Service Dog Awareness
Service Dog Awareness Education
If you have questions regarding service dogs, therapy dogs, Paws Then Play LLC, or you would like to schedule or have questions about our Service Dog Awareness Education seminars, you are in the right place.
Below you will find some frequently asked questions about the prospect of living with a service dog. I hope these questions and answers will be helpful to you. If you would like additional help or information that is not found here, I can be of assistance. You can schedule a consultation with me or read on for more information, questions, and answers about service dogs.
Service Dog Awareness
Frequently Asked Questions:
What is a service dog?
A service dog by legal definition is a dog trained specifically to help a disabled person. They are considered medical equipment, not a pet; much like a wheelchair or oxygen tank is, in the eyes of the law. Thus, a service dog is allowed to accompany its disabled handler anywhere the general public is permitted, with rare exceptions.
How is a service dog different from a therapy dog?
A service dog is very different than a therapy dog, which has a stable temperament and some training, but does NOT have the right to go into public spaces where no pets are allowed. Therapy dogs help many people in their community, service dogs are specifically trained to help one disabled person.

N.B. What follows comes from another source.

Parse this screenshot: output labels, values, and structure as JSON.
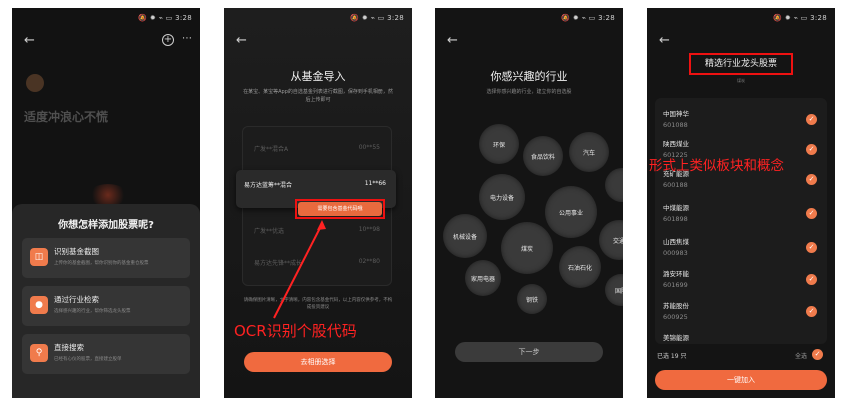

What is an emotional support animal?
Emotional support animals are pets for people who are disabled who must be allowed into housing when applied for properly, and to travel, with appropriate notice to the airlines. They do not have public access rights with their handler, and no training is required for the legal definition.
Can any dog be a service dog?
Not many dogs have the combination temperament, training, and excellent health needed to be a successful working partner full time for a person with a disability. It is critical that the animal be mentally balanced and consistent enough to handle public spaces with lots of distractions, not only for the handler’s safety, but also for the health and well-being of the general public.
How do service dogs help people?
Service dogs play a significant role in the lives of disabled individuals by mitigating elements of that particular person’s disability. There are a plethora of illnesses, injuries, ailments, disorders or other health factors that can cause a human to be disabled. Dogs can be trained to help in specific ways that can enable a person to function more independently. For example, if a person cannot bend over the dog can be trained to pick up items on command, or help with daily routines like taking off socks or shoes. Dogs can also monitor things like blood sugar, to help diabetic persons stay healthy.
Questions for Consultation:
- How do I know if I qualify for a Service Dog?
- What do I need to consider before I acquire a Service Dog?
- What tasks do I need my dog to do?
- Where do I get a Service Dog?
- Why can’t I just train my own Service Dog?
- What if my doctor doesn’t recommend a Service Dog or if I have a new doctor who is afraid of dogs?
- What do I do if my Service Dog in Training (SDiT) is not working out?
- What do I do if I have an access dispute?
- What do I need to be prepared to do to care for my Service Dog?
- What are the legal requirements for Service Dog Obedience?
- What about state registration? Do I need it?
Over the past few years I’ve focused my time and energy on educating businesses and individuals here in the Charlotte, North Carolina area on all things pertaining to service dogs. I also consult with individuals interested in how a service dog can assist them as well as evaluating and training rescue dogs with the Greater Charlotte SPCA.
If there’s any way I can be of assistance to you in answering any of the above questions or regarding service dog awareness education in general, please reach out to me! I would love to hear from you and help you to understand more about service dogs!
Support Service Dog Awareness
If you would like to find out more about Service Dog Awareness Education, information about seminars, or to ask a question about Service Dogs, please use the PawsThenPlay.com contact form.